## [Instructions to follow]
Please output each line of the data exactly as it appears.

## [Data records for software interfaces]
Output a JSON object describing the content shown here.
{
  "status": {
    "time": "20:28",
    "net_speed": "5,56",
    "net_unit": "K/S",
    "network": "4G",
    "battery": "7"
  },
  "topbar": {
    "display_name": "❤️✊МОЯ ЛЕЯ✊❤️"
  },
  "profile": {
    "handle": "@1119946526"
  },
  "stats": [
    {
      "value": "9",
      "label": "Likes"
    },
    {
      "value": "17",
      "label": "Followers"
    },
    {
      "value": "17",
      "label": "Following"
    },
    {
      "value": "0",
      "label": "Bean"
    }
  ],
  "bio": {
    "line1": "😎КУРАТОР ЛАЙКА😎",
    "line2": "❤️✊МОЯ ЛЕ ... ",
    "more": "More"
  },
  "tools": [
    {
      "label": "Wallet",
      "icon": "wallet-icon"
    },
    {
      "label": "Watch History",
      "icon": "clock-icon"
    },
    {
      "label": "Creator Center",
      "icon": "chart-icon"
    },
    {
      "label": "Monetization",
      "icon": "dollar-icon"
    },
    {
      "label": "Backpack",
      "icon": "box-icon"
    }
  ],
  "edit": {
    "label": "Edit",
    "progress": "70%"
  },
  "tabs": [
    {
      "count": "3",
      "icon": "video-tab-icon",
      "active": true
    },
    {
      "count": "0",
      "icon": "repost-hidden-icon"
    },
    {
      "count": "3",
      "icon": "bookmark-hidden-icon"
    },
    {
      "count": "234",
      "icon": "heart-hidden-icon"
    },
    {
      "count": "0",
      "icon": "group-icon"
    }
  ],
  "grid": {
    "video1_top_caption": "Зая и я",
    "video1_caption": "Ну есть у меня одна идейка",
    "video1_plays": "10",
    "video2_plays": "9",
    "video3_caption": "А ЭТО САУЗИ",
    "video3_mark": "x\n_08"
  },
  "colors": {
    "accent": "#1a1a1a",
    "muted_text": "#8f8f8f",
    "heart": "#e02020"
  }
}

## [Written solution]
Output a JSON object describing the content shown here.
{
  "status": {
    "time": "20:28",
    "net_speed": "5,56",
    "net_unit": "K/S",
    "network": "4G",
    "battery": "7"
  },
  "topbar": {
    "display_name": "❤️✊МОЯ ЛЕЯ✊❤️"
  },
  "profile": {
    "handle": "@1119946526"
  },
  "stats": [
    {
      "value": "9",
      "label": "Likes"
    },
    {
      "value": "17",
      "label": "Followers"
    },
    {
      "value": "17",
      "label": "Following"
    },
    {
      "value": "0",
      "label": "Bean"
    }
  ],
  "bio": {
    "line1": "😎КУРАТОР ЛАЙКА😎",
    "line2": "❤️✊МОЯ ЛЕ ... ",
    "more": "More"
  },
  "tools": [
    {
      "label": "Wallet",
      "icon": "wallet-icon"
    },
    {
      "label": "Watch History",
      "icon": "clock-icon"
    },
    {
      "label": "Creator Center",
      "icon": "chart-icon"
    },
    {
      "label": "Monetization",
      "icon": "dollar-icon"
    },
    {
      "label": "Backpack",
      "icon": "box-icon"
    }
  ],
  "edit": {
    "label": "Edit",
    "progress": "70%"
  },
  "tabs": [
    {
      "count": "3",
      "icon": "video-tab-icon",
      "active": true
    },
    {
      "count": "0",
      "icon": "repost-hidden-icon"
    },
    {
      "count": "3",
      "icon": "bookmark-hidden-icon"
    },
    {
      "count": "234",
      "icon": "heart-hidden-icon"
    },
    {
      "count": "0",
      "icon": "group-icon"
    }
  ],
  "grid": {
    "video1_top_caption": "Зая и я",
    "video1_caption": "Ну есть у меня одна идейка",
    "video1_plays": "10",
    "video2_plays": "9",
    "video3_caption": "А ЭТО САУЗИ",
    "video3_mark": "x\n_08"
  },
  "colors": {
    "accent": "#1a1a1a",
    "muted_text": "#8f8f8f",
    "heart": "#e02020"
  }
}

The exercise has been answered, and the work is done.